Five Big Results to Expect From Rebranding
By: BBG Brand Team
What is the payoff for a city or other place-based entity that invests in branding?
Actually, before looking at the payoff, think about why you need branding? After all, every city, airport and museum already has a brand. For better or worse, anyone who knows anything about your place has it pegged as ‘something’. The ‘something’ may create brand champions, disinterest or in some cases a perception that it should be avoided at all costs.
Urban decay, either now or expected, is an obvious motivation. A better question is how do you avoid decay and what are the signs your city or place is vulnerable? A few simple questions will provide a strong directional answer.
Warning Signs That Your Place May Need Help
- Is your population growing?
- Do graduates stay in the area, or leave for better opportunities?
- Is there high participation in public service (elections, city board meetings)?
- If museums, parks, or live theatre are part of your community, is attendance growing?
- Were at least 7% of current jobs created during the past two years?
Other basic questions deal with unemployment, healthcare, addiction rates, and crime. But for a start, if you answered no to any of these five questions consider commissioning a Brand Snapshot©. This is topline research that looks at these questions and the attitudes of stakeholders and other interested parties. The Snapshot should be conducted by a third party firm (Not from your city) trained in understanding the questions to ask when determining what role branding and placemaking might have in revitalizing your community. Make sure that your brand helps grow champions, not disinterest or worse.
Museums and Branding
When Mark Albin, Newark Museum deputy director of marketing and public relations, started his new job, he faced low numbers all around – in awareness, attendance and funding. He walked into what seemed like an overwhelming challenge. But Mark knew, as Saba Salman, writing for The Guardian, knew: “Successful branding (or rebranding) can turn a city or other location into a place where people want to live, work or visit. We’ll visit the results of the Museum’s efforts later in this article.
Size Doesn’t Matter
Don’t think that the size of your community somehow immunizes you against economic change. Global competition is not limited to big cities but directly affects all cities. The speed of globalization has to lead to a situation where the main competition for your city, museum or hotel is no longer twenty miles down the Interstate, but anywhere around the world. “Successful branding”, says Robert Jones, consultant director at international brand consultancy Wolff Olins, “can turn a city into a place where people want to live, work and visit. A strong identity is vital if you are vying for other places for attention in tourism and business or relaunching an area after a regeneration initiative.”
Five Benefits from Branding
We have found that the most often documented benefits places like yours have experienced are a result of their branding efforts.

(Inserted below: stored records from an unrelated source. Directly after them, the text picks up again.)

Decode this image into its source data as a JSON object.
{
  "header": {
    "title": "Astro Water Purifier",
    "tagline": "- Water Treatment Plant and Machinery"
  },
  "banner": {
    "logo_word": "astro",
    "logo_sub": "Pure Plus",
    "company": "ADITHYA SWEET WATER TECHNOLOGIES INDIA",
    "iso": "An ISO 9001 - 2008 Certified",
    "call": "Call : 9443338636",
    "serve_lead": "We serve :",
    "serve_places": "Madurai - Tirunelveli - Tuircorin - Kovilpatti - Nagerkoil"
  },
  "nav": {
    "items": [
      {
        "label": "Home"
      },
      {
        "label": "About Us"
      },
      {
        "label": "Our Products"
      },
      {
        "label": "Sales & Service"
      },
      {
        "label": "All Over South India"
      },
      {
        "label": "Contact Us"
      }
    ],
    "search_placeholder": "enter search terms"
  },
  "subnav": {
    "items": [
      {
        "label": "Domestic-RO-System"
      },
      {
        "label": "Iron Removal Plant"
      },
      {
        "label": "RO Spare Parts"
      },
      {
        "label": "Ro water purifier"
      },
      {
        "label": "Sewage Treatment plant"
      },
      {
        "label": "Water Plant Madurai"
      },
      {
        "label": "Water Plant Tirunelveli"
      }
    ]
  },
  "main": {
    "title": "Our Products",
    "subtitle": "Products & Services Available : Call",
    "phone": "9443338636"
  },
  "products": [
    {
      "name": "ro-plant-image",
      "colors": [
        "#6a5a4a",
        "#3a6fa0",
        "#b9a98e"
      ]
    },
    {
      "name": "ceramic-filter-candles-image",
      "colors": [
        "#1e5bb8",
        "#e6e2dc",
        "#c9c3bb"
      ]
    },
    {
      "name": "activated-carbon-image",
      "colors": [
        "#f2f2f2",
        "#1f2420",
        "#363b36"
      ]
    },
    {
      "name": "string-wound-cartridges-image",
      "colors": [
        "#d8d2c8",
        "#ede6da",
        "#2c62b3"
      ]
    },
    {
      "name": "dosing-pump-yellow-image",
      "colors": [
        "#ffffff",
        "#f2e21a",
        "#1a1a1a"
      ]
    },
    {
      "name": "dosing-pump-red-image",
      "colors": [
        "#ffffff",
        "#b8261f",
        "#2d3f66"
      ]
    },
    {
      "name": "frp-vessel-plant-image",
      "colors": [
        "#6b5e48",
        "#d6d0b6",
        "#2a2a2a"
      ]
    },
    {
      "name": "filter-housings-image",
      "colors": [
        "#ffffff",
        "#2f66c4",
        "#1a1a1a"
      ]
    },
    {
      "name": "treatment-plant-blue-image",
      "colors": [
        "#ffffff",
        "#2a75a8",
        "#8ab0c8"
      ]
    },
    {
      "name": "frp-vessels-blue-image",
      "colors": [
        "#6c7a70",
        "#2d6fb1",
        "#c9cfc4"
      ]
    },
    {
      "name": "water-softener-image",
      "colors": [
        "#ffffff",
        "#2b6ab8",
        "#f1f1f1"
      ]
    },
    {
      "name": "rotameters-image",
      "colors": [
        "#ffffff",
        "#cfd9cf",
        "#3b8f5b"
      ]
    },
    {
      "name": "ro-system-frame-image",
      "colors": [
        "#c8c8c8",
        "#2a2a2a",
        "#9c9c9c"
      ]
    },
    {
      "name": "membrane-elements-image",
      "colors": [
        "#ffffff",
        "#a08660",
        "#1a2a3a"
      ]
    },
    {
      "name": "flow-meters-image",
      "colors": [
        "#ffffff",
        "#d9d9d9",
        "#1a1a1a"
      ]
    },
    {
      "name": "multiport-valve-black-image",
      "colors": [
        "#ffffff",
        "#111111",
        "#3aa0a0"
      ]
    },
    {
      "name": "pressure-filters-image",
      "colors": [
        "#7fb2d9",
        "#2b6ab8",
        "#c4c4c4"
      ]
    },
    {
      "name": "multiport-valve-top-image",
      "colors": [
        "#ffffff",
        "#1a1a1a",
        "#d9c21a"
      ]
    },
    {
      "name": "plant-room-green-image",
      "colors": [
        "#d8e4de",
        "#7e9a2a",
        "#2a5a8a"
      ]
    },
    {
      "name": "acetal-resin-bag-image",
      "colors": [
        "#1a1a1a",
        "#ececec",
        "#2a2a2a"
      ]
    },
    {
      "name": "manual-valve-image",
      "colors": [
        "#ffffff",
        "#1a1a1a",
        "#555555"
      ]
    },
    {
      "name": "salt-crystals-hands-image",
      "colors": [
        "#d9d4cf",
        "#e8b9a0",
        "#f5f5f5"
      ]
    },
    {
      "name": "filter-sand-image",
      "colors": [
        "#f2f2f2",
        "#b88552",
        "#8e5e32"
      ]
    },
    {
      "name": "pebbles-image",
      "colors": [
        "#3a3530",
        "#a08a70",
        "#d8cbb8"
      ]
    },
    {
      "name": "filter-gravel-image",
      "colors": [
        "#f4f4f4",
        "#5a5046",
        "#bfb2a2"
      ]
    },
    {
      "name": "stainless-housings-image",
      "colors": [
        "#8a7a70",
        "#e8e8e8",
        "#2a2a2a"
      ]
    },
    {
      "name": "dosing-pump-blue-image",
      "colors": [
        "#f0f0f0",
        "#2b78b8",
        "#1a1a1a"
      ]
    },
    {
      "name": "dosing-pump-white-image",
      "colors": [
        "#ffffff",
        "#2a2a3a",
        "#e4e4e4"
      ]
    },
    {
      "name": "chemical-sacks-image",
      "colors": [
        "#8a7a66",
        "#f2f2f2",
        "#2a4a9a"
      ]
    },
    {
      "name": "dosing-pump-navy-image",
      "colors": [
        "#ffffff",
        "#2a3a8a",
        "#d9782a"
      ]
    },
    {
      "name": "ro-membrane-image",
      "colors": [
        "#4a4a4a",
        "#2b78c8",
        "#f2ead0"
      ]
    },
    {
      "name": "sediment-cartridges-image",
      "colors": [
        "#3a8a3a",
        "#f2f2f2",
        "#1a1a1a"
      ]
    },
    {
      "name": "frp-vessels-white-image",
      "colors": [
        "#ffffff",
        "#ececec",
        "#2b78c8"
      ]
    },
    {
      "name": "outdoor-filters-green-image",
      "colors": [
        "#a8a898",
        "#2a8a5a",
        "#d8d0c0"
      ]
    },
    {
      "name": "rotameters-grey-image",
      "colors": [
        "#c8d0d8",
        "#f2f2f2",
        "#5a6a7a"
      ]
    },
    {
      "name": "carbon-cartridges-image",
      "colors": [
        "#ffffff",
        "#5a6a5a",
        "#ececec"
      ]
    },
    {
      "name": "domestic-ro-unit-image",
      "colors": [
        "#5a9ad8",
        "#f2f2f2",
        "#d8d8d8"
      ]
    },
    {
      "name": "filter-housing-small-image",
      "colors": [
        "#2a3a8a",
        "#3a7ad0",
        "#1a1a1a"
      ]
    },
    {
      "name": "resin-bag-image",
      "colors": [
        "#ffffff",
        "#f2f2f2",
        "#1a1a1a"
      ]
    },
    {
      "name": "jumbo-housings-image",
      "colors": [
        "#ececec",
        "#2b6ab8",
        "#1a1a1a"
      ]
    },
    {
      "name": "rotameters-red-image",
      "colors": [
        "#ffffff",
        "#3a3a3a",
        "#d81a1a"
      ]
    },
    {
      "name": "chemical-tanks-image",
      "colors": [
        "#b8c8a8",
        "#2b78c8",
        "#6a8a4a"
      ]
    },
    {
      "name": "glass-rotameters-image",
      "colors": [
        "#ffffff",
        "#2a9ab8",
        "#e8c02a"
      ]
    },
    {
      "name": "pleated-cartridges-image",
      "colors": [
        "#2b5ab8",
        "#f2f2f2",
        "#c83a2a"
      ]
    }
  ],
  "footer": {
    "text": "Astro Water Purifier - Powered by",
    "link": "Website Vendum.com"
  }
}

These are strong selling points to use when seeking support from those skeptical about the ROI of branding.
- Attract investors and visitors: An example is the The Newark Museum story. Three years into their branding program, they enjoyed a third straight year of double-digit percentage increases in attendance. Some shows generated even bigger gains. During the second year the spring exhibit generated 112% higher attendance than the previous year. Large increases in giving are expected now and in the future.
- Engender civic pride: There are two sides to this – first, when cities begin to lose their appeal the people who live there don’t feel good about where they live. The other side of the card is a community that has enjoyed so much success that they have begun to lose their identity. The nice little town that everyone loved is now a place that undirected growth has changed. Branding provides a guide to maintaining identity.
- Disassociates your town from past failures, social or other problems: Look at Birmingham or Pittsburg. Chattanooga, now the knowledge-worker community, was known twenty years ago as the dirtiest city in America.
- Equips cities to compete for talent and jobs. Without a story relevant to today’s economic needs your community will be ignored. Focusing on your strengths, your vision and crafting communications to the economic development ecosystem will provide you a seat at the table.
- Protects the city from future losses in jobs, talent, population and tax revenues. The outcome desired is similar in most places: Attract a talented workforce; create jobs; increase visitors; maintain those things we value about our community. (This article provides some examples of successful community rebranding.
If you are responsible for helping drive the economic success of a city, airport, museum or hotel you’ve probably experienced challenges with funding. Specifically, problems getting the resources to support sufficient staff and budgets to retain a quality place-making consultant and branding organization. Hopefully, the examples given above will be useful when making the case for support. BBG is experienced at making the case for branding to boards, directors and committees. For a discussion about this send us a note: http://bbgintegrated.com/contact/
We’ll be happy to help.